While housing saw moderate growth for the month, nonresidential building retreated slightly, as increases for commercial building and manufacturing plant construction were offset by diminished activity for institutional building.

On an unadjusted basis, total construction starts in January were reported at $40.6 billion, down 14 percent from the same month a year ago which featured the start of two massive liquefied natural gas (LNG) terminal projects in Texas. If these two projects are excluded, total construction starts in January would be up 1 percent from last year’s corresponding amount.

The January statistics raised the Dodge Index to 129, compared to a revised 127 for December.

“The construction industry, as shown by the construction start statistics, seems to be gradually regaining upward momentum,” says Robert A. Murray, chief economist for Dodge Data & Analytics. “Last year construction activity proceeded at a healthy clip during the first half, followed by a 20-percent drop in the third quarter, and then a slight 1-percent rebound in the fourth quarter. January’s modest gain for construction starts is consistent with what was shown at the end of last year. On the plus side, long-term interest rates remain low in early 2016, and such market fundamentals as occupancies and rents are supportive of further growth by multifamily housing and commercial building.”

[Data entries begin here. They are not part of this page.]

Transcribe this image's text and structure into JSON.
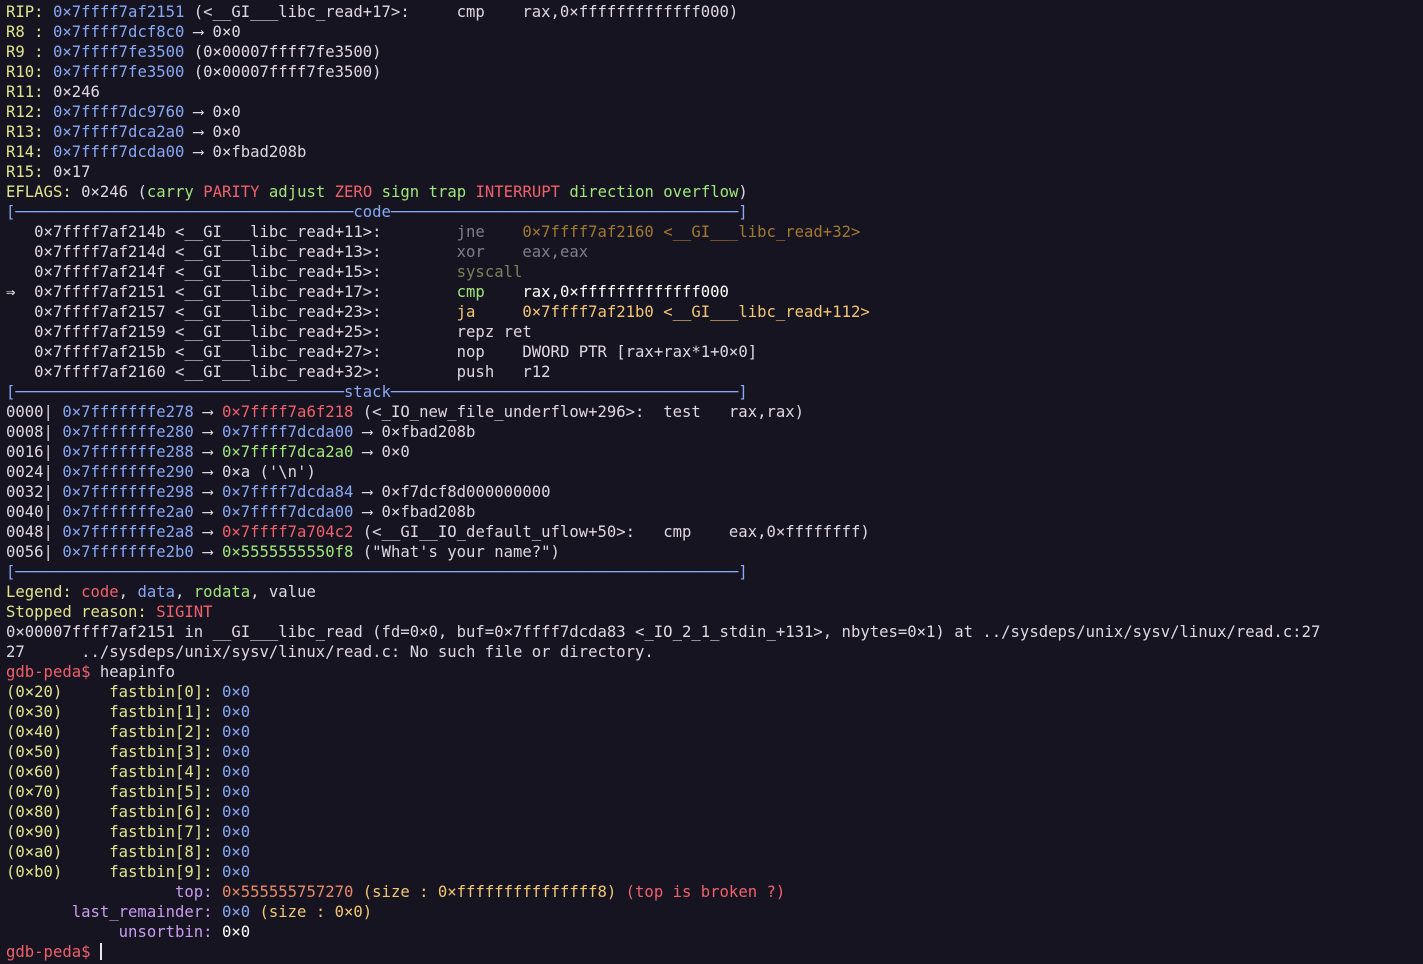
{
  "colors": {
    "background": "#171421",
    "register": "#e0e58c",
    "address": "#86a8f5",
    "code": "#f0606a",
    "rodata": "#9fe878",
    "value": "#ddd9e2",
    "prompt": "#f0606a"
  },
  "registers": [
    {
      "name": "RIP:",
      "value": "0×7ffff7af2151",
      "rest": " (<__GI___libc_read+17>:     cmp    rax,0×fffffffffffff000)"
    },
    {
      "name": "R8 :",
      "value": "0×7ffff7dcf8c0",
      "rest": " ⟶ 0×0"
    },
    {
      "name": "R9 :",
      "value": "0×7ffff7fe3500",
      "rest": " (0×00007ffff7fe3500)"
    },
    {
      "name": "R10:",
      "value": "0×7ffff7fe3500",
      "rest": " (0×00007ffff7fe3500)"
    },
    {
      "name": "R11:",
      "value": "",
      "rest": "0×246"
    },
    {
      "name": "R12:",
      "value": "0×7ffff7dc9760",
      "rest": " ⟶ 0×0"
    },
    {
      "name": "R13:",
      "value": "0×7ffff7dca2a0",
      "rest": " ⟶ 0×0"
    },
    {
      "name": "R14:",
      "value": "0×7ffff7dcda00",
      "rest": " ⟶ 0×fbad208b"
    },
    {
      "name": "R15:",
      "value": "",
      "rest": "0×17"
    }
  ],
  "eflags": {
    "label": "EFLAGS:",
    "value": "0×246",
    "open": "(",
    "close": ")",
    "flags": [
      "carry",
      "PARITY",
      "adjust",
      "ZERO",
      "sign",
      "trap",
      "INTERRUPT",
      "direction",
      "overflow"
    ]
  },
  "rules": {
    "code": "[────────────────────────────────────code─────────────────────────────────────]",
    "stack": "[───────────────────────────────────stack─────────────────────────────────────]",
    "end": "[─────────────────────────────────────────────────────────────────────────────]"
  },
  "code_lines": [
    {
      "marker": "  ",
      "addr": "0×7ffff7af214b",
      "sym": " <__GI___libc_read+11>:",
      "gap": "        ",
      "mnem": "jne   ",
      "ops": " 0×7ffff7af2160 <__GI___libc_read+32>",
      "style": "past"
    },
    {
      "marker": "  ",
      "addr": "0×7ffff7af214d",
      "sym": " <__GI___libc_read+13>:",
      "gap": "        ",
      "mnem": "xor   ",
      "ops": " eax,eax",
      "style": "past"
    },
    {
      "marker": "  ",
      "addr": "0×7ffff7af214f",
      "sym": " <__GI___libc_read+15>:",
      "gap": "        ",
      "mnem": "syscall",
      "ops": "",
      "style": "syscall"
    },
    {
      "marker": "⇒ ",
      "addr": "0×7ffff7af2151",
      "sym": " <__GI___libc_read+17>:",
      "gap": "        ",
      "mnem": "cmp   ",
      "ops": " rax,0×fffffffffffff000",
      "style": "current"
    },
    {
      "marker": "  ",
      "addr": "0×7ffff7af2157",
      "sym": " <__GI___libc_read+23>:",
      "gap": "        ",
      "mnem": "ja    ",
      "ops": " 0×7ffff7af21b0 <__GI___libc_read+112>",
      "style": "jump"
    },
    {
      "marker": "  ",
      "addr": "0×7ffff7af2159",
      "sym": " <__GI___libc_read+25>:",
      "gap": "        ",
      "mnem": "repz",
      "ops": " ret",
      "style": "next"
    },
    {
      "marker": "  ",
      "addr": "0×7ffff7af215b",
      "sym": " <__GI___libc_read+27>:",
      "gap": "        ",
      "mnem": "nop   ",
      "ops": " DWORD PTR [rax+rax*1+0×0]",
      "style": "next"
    },
    {
      "marker": "  ",
      "addr": "0×7ffff7af2160",
      "sym": " <__GI___libc_read+32>:",
      "gap": "        ",
      "mnem": "push  ",
      "ops": " r12",
      "style": "next"
    }
  ],
  "stack_lines": [
    {
      "off": "0000|",
      "addr": "0×7fffffffe278",
      "arrow": " ⟶ ",
      "val": "0×7ffff7a6f218",
      "kind": "code",
      "rest": " (<_IO_new_file_underflow+296>:  test   rax,rax)"
    },
    {
      "off": "0008|",
      "addr": "0×7fffffffe280",
      "arrow": " ⟶ ",
      "val": "0×7ffff7dcda00",
      "kind": "data",
      "rest": " ⟶ 0×fbad208b"
    },
    {
      "off": "0016|",
      "addr": "0×7fffffffe288",
      "arrow": " ⟶ ",
      "val": "0×7ffff7dca2a0",
      "kind": "rodata",
      "rest": " ⟶ 0×0"
    },
    {
      "off": "0024|",
      "addr": "0×7fffffffe290",
      "arrow": " ⟶ ",
      "val": "0×a ('\\n')",
      "kind": "value",
      "rest": ""
    },
    {
      "off": "0032|",
      "addr": "0×7fffffffe298",
      "arrow": " ⟶ ",
      "val": "0×7ffff7dcda84",
      "kind": "data",
      "rest": " ⟶ 0×f7dcf8d000000000"
    },
    {
      "off": "0040|",
      "addr": "0×7fffffffe2a0",
      "arrow": " ⟶ ",
      "val": "0×7ffff7dcda00",
      "kind": "data",
      "rest": " ⟶ 0×fbad208b"
    },
    {
      "off": "0048|",
      "addr": "0×7fffffffe2a8",
      "arrow": " ⟶ ",
      "val": "0×7ffff7a704c2",
      "kind": "code",
      "rest": " (<__GI__IO_default_uflow+50>:   cmp    eax,0×ffffffff)"
    },
    {
      "off": "0056|",
      "addr": "0×7fffffffe2b0",
      "arrow": " ⟶ ",
      "val": "0×5555555550f8",
      "kind": "rodata",
      "rest": " (\"What's your name?\")"
    }
  ],
  "legend": {
    "label": "Legend: ",
    "code": "code",
    "data": "data",
    "rodata": "rodata",
    "value": "value",
    "sep": ", "
  },
  "stopped": {
    "label": "Stopped reason: ",
    "reason": "SIGINT"
  },
  "location_line": "0×00007ffff7af2151 in __GI___libc_read (fd=0×0, buf=0×7ffff7dcda83 <_IO_2_1_stdin_+131>, nbytes=0×1) at ../sysdeps/unix/sysv/linux/read.c:27",
  "missing_line": "27      ../sysdeps/unix/sysv/linux/read.c: No such file or directory.",
  "prompt": "gdb-peda$",
  "command": "heapinfo",
  "fastbins": [
    {
      "size": "(0×20)",
      "name": "fastbin[0]:",
      "value": "0×0"
    },
    {
      "size": "(0×30)",
      "name": "fastbin[1]:",
      "value": "0×0"
    },
    {
      "size": "(0×40)",
      "name": "fastbin[2]:",
      "value": "0×0"
    },
    {
      "size": "(0×50)",
      "name": "fastbin[3]:",
      "value": "0×0"
    },
    {
      "size": "(0×60)",
      "name": "fastbin[4]:",
      "value": "0×0"
    },
    {
      "size": "(0×70)",
      "name": "fastbin[5]:",
      "value": "0×0"
    },
    {
      "size": "(0×80)",
      "name": "fastbin[6]:",
      "value": "0×0"
    },
    {
      "size": "(0×90)",
      "name": "fastbin[7]:",
      "value": "0×0"
    },
    {
      "size": "(0×a0)",
      "name": "fastbin[8]:",
      "value": "0×0"
    },
    {
      "size": "(0×b0)",
      "name": "fastbin[9]:",
      "value": "0×0"
    }
  ],
  "top": {
    "label": "top:",
    "addr": "0×555555757270",
    "size": "(size : 0×fffffffffffffff8)",
    "note": "(top is broken ?)"
  },
  "last_remainder": {
    "label": "last_remainder:",
    "addr": "0×0",
    "size": "(size : 0×0)"
  },
  "unsortbin": {
    "label": "unsortbin:",
    "value": "0×0"
  }
}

Residential building in January advanced 5 percent to $294.0 billion (annual rate). Multifamily housing in January increased 2 percent, showing further strengthening on top of the 22-percent jump reported in December. There were nine multifamily projects valued at $100 million or more that reached groundbreaking in January, with six of the nine located in the New York City metropolitan area.

Nonresidential building, at $180.3 billion (annual rate), slipped 1 percent in January. The institutional categories as a group fell 10 percent, pulling back from the improved volume reported in December. Healthcare facilities dropped 20 percent, as occasional gains such as the 11-percent hike reported in December for this project type continue to be followed by retreat.

Public buildings were down 5 percent, transportation terminals and religious buildings were each down 35 percent, and amusement-related work fell 49 percent. The educational facilities category climbed 17 percent in January.

The commercial building categories as a group grew 3 percent in January, following the 12-percent increase reported in December. Office construction led the way with a 29-percent gain. Warehouse construction in January increased 17, and hotel construction grew 14 percent.

Stores and garages/service stations fell back in January after December gains, retreating 10 percent and 35 percent, respectively.

Year over year, residential building was up 13 percent; nonresidential building down 5 percent and nonbuilding construction down 45 percent.

Total construction starts for January 2016 relative to January 2015 showed growth in three of the five major regions – the Northeast, up 36 percent; the South Atlantic, up 8 percent; and the Midwest, up 4 percent. Decreased activity was reported for the West, down 1 percent; and the South Central, down a substantial 53 percent thanks to the two LNG projects.

For the 12 months ending January 2016, total construction starts were up 6 percent, with residential building up 15 percent; nonresidential building down 7 percent and nonbuilding construction up 11 percent.

By geography, the 12 months ending January 2016 showed the following performance for total construction starts – the Northeast, up 19 percent; the South Atlantic and the Midwest, each up 5 percent; the South Central, up 3 percent; and the West, up 2 percent.